■ **AIM OF THE TASK**
Pull every line that includes the word "double" out of the data below and copy it.

■ **INPUT DATA**
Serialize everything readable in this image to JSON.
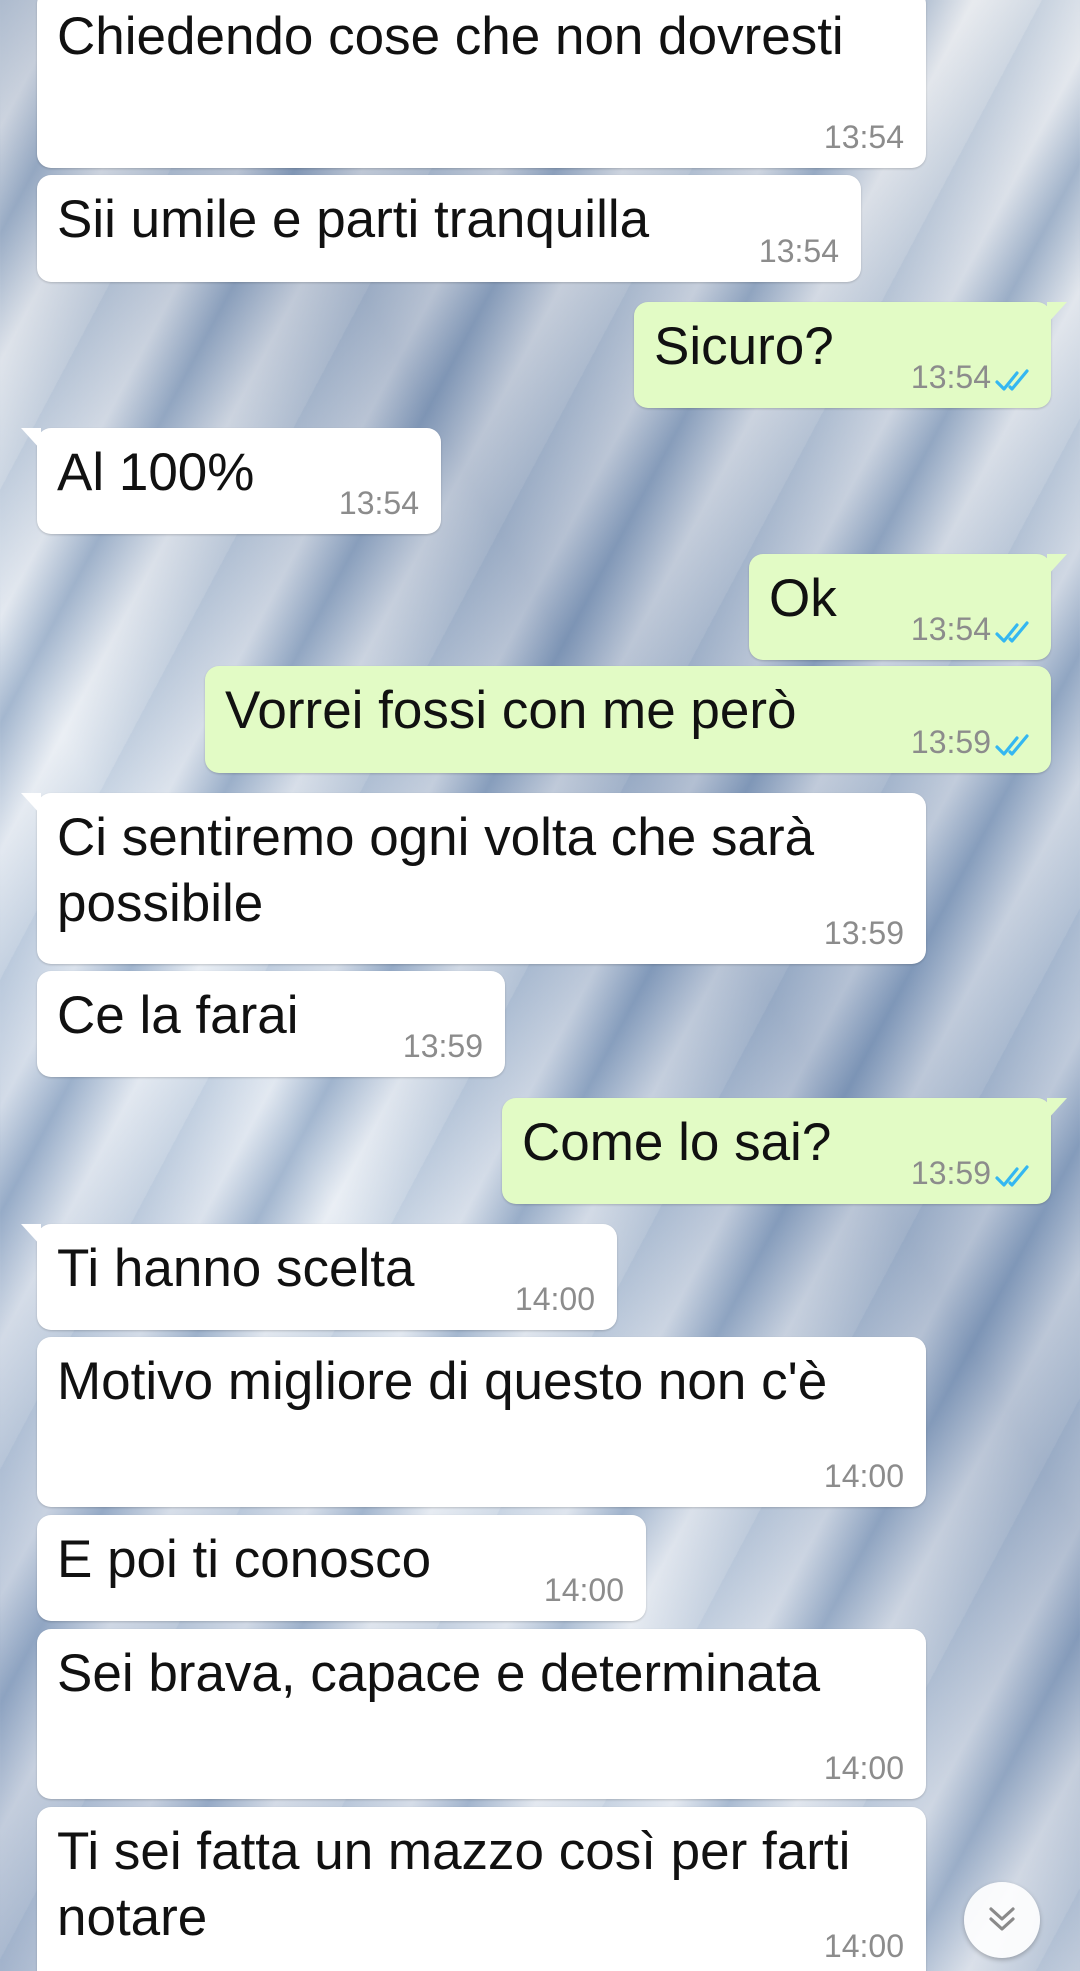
{
  "messages": [
    {
      "dir": "in",
      "text": "Chiedendo cose che non dovresti",
      "time": "13:54",
      "read": false,
      "tail": false
    },
    {
      "dir": "in",
      "text": "Sii umile e parti tranquilla",
      "time": "13:54",
      "read": false,
      "tail": false
    },
    {
      "dir": "out",
      "text": "Sicuro?",
      "time": "13:54",
      "read": true,
      "tail": true
    },
    {
      "dir": "in",
      "text": "Al 100%",
      "time": "13:54",
      "read": false,
      "tail": true
    },
    {
      "dir": "out",
      "text": "Ok",
      "time": "13:54",
      "read": true,
      "tail": true
    },
    {
      "dir": "out",
      "text": "Vorrei fossi con me però",
      "time": "13:59",
      "read": true,
      "tail": false
    },
    {
      "dir": "in",
      "text": "Ci sentiremo ogni volta che sarà\npossibile",
      "time": "13:59",
      "read": false,
      "tail": true
    },
    {
      "dir": "in",
      "text": "Ce la farai",
      "time": "13:59",
      "read": false,
      "tail": false
    },
    {
      "dir": "out",
      "text": "Come lo sai?",
      "time": "13:59",
      "read": true,
      "tail": true
    },
    {
      "dir": "in",
      "text": "Ti hanno scelta",
      "time": "14:00",
      "read": false,
      "tail": true
    },
    {
      "dir": "in",
      "text": "Motivo migliore di questo non c'è",
      "time": "14:00",
      "read": false,
      "tail": false
    },
    {
      "dir": "in",
      "text": "E poi ti conosco",
      "time": "14:00",
      "read": false,
      "tail": false
    },
    {
      "dir": "in",
      "text": "Sei brava, capace e determinata",
      "time": "14:00",
      "read": false,
      "tail": false
    },
    {
      "dir": "in",
      "text": "Ti sei fatta un mazzo così per farti\nnotare",
      "time": "14:00",
      "read": false,
      "tail": false
    }
  ],
  "icons": {
    "read_receipt": "double-check-icon",
    "scroll_down": "double-chevron-down-icon"
  },
  "colors": {
    "incoming_bubble": "#ffffff",
    "outgoing_bubble": "#e2fbc5",
    "read_tick": "#34b7f1",
    "timestamp": "#8c8c8c"
  }
}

■ **RESPONSE**
    "read_receipt": "double-check-icon",
    "scroll_down": "double-chevron-down-icon"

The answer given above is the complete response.